- If you have medication that requires refrigeration, check with your pharmacist for guidance on proper storage during an extended outage.
- Follow the manufacturer’s instructions and guidelines when using a generator. Always use outdoors, away from windows and doors. Carbon Monoxide (CO) fumes are odorless and can quickly accumulate indoors. Never try to power the house wiring by plugging the generator directly into household wiring, a practice known as “backfeeding.” This is extremely dangerous and presents an electrocution risk to utility workers and neighbors served by the same utility transformer. It also bypasses some of the built-in household circuit protection devices.
- Make sure your Smoke and Carbon Dioxide detectors have fresh batteries and are in working order.
- In order to protect against possible voltage irregularities that can occur when power is restored, you should unplug all sensitive electronic equipment, including TVs, computers, stereo, DVR, VCR, microwave oven, cordless telephone, answering machine and garage door opener. (Review the process for manually operating an electric garage door.)
- Be extra cautious when you go outside to inspect for damage after a storm.
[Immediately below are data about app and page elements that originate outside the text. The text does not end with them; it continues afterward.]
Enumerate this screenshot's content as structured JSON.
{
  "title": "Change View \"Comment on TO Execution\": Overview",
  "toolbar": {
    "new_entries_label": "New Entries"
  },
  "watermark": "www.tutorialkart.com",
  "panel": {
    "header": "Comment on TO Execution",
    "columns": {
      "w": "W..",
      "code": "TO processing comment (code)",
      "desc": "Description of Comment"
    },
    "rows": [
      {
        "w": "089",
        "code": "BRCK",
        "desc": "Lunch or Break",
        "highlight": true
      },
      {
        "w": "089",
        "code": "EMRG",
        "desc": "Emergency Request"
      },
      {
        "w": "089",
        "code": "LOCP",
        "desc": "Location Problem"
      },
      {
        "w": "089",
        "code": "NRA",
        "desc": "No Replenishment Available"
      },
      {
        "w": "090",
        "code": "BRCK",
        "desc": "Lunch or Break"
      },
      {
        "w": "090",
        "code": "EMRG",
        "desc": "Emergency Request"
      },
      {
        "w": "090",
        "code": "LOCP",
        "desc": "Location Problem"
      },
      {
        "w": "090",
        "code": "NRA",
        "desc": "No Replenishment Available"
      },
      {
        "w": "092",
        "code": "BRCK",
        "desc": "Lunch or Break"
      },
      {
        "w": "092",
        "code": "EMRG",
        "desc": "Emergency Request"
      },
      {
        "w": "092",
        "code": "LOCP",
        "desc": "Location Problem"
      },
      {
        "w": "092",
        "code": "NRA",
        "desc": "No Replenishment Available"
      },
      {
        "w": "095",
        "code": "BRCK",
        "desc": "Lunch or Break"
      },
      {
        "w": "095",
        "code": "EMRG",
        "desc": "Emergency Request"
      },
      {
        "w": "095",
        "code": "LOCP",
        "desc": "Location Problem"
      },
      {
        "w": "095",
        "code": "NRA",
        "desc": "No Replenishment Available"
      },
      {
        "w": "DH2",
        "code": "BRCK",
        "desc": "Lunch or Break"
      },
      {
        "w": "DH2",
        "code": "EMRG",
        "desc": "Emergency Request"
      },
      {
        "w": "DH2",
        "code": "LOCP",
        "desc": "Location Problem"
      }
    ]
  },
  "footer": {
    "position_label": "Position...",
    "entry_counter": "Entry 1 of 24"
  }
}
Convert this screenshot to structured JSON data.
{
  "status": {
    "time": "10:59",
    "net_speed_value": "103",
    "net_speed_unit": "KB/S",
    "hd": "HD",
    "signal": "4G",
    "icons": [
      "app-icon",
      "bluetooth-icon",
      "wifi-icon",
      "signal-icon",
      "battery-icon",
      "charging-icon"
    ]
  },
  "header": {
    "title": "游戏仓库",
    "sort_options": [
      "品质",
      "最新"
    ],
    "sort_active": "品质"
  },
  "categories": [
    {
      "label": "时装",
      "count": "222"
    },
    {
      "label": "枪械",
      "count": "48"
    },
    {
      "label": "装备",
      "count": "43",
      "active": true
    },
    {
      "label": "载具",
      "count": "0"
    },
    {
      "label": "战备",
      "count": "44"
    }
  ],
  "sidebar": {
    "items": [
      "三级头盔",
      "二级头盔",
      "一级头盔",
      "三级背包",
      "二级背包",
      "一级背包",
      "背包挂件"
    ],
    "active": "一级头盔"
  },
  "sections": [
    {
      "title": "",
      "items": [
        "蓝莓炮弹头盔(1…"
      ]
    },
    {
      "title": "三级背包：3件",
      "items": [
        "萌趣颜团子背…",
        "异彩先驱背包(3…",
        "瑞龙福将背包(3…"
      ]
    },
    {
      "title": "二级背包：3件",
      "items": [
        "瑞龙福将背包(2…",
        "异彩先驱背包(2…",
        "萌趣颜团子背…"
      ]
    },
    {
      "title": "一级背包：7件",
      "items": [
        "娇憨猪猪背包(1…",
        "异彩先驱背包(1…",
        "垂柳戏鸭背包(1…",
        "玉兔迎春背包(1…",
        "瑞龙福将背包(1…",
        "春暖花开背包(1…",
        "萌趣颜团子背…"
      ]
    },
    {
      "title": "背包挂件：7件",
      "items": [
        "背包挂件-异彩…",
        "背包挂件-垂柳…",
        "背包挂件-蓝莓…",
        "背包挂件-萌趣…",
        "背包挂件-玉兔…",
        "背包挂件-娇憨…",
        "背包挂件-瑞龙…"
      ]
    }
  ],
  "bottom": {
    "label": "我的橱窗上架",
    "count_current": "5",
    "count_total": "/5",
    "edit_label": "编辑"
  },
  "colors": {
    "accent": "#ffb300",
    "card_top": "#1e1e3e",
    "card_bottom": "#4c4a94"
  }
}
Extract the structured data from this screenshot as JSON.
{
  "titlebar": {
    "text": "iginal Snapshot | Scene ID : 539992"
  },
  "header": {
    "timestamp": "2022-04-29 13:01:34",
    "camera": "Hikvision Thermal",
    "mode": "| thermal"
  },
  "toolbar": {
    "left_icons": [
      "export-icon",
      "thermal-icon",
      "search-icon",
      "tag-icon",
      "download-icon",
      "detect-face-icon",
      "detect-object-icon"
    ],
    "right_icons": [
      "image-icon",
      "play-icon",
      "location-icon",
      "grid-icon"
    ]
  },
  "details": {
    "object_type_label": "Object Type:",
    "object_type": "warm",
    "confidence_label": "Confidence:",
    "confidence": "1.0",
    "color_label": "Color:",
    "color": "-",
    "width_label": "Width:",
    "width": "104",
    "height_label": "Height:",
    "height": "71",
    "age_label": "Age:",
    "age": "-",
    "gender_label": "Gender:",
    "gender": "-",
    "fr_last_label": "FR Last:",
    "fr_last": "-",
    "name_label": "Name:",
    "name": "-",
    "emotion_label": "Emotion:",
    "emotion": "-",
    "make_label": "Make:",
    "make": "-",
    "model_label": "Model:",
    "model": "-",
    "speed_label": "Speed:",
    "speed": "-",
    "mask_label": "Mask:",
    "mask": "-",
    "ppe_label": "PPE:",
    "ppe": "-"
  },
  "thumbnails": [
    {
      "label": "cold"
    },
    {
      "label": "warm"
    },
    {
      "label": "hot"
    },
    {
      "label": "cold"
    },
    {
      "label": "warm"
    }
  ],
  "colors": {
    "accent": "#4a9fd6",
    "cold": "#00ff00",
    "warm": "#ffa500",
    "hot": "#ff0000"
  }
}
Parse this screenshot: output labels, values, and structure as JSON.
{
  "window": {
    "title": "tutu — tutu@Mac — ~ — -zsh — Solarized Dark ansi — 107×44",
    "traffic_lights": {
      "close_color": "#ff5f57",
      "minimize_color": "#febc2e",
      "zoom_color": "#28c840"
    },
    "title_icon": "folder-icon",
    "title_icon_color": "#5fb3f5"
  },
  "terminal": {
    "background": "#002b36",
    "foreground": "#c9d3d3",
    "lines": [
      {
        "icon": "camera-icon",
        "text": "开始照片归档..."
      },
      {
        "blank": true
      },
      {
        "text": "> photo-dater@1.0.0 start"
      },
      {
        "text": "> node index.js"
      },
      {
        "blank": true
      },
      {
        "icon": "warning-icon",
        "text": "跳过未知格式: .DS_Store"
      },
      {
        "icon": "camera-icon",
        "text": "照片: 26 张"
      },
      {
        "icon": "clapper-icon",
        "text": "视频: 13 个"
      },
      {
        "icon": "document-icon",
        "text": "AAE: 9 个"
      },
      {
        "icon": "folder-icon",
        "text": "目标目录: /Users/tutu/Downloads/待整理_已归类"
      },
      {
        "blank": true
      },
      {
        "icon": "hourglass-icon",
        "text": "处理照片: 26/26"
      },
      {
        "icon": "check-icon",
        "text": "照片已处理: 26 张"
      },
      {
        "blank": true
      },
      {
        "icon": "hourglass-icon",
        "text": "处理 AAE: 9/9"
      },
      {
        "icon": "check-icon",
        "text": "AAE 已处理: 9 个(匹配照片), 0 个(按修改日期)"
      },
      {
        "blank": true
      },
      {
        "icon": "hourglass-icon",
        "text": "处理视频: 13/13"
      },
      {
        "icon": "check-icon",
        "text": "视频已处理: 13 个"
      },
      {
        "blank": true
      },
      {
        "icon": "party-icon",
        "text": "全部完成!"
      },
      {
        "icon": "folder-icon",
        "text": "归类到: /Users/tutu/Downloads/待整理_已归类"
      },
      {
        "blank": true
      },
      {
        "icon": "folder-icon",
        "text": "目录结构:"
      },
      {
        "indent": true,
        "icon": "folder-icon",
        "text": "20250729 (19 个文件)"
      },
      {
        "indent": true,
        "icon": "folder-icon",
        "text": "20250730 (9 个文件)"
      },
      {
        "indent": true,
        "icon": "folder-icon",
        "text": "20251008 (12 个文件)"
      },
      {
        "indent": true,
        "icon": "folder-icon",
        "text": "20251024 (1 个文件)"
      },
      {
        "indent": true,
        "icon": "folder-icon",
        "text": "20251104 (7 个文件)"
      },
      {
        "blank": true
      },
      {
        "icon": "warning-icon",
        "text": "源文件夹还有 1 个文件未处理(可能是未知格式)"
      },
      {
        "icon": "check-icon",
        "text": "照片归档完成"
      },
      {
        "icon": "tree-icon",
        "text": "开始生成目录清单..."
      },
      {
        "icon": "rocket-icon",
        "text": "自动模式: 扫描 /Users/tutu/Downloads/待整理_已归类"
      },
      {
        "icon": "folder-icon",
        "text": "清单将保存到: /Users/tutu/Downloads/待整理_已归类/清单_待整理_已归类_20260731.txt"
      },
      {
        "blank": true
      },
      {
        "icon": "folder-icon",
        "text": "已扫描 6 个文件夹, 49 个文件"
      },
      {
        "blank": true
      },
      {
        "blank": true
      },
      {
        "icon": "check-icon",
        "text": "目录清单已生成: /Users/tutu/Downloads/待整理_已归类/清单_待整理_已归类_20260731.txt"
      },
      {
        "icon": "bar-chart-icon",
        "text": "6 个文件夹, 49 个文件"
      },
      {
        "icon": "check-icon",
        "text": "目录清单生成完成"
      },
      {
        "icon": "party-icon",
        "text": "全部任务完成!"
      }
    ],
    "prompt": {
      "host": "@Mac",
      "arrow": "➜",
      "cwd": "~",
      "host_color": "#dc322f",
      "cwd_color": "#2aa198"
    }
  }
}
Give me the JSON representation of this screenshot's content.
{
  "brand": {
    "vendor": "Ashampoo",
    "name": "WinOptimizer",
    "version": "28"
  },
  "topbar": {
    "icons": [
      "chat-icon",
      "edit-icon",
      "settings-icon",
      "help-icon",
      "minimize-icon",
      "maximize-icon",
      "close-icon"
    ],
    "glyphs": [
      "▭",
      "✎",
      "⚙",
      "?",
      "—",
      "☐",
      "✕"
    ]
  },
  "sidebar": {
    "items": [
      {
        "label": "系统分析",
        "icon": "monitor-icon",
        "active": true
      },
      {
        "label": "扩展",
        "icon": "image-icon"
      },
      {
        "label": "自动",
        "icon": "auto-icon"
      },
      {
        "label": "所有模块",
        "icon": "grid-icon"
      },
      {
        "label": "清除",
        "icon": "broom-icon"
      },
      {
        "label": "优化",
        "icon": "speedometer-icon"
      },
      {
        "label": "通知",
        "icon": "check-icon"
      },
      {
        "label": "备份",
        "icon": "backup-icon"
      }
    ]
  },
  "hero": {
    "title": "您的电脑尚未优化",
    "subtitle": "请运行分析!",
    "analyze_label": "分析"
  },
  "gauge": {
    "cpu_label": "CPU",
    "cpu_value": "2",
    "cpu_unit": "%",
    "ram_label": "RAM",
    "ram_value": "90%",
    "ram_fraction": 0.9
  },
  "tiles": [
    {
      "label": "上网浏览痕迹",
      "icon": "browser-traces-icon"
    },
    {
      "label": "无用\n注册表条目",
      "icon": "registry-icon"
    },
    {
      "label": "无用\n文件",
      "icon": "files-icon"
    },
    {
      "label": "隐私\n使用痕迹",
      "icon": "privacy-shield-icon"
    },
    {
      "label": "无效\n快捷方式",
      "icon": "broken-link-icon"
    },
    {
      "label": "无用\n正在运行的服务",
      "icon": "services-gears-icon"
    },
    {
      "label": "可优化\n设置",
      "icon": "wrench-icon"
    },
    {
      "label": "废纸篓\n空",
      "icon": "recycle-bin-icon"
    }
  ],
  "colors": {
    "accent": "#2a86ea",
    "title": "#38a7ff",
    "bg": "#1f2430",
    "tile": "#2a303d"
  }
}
Downed or hanging electrical wires can be hidden by trees or debris, and could be live. Never attempt to touch or move downed lines, and keep children and pets away from them. Do not touch anything power lines are touching, such as tree branches or fences. Always assume a downed line is a live line. Call your utility company to report any outage-related problem.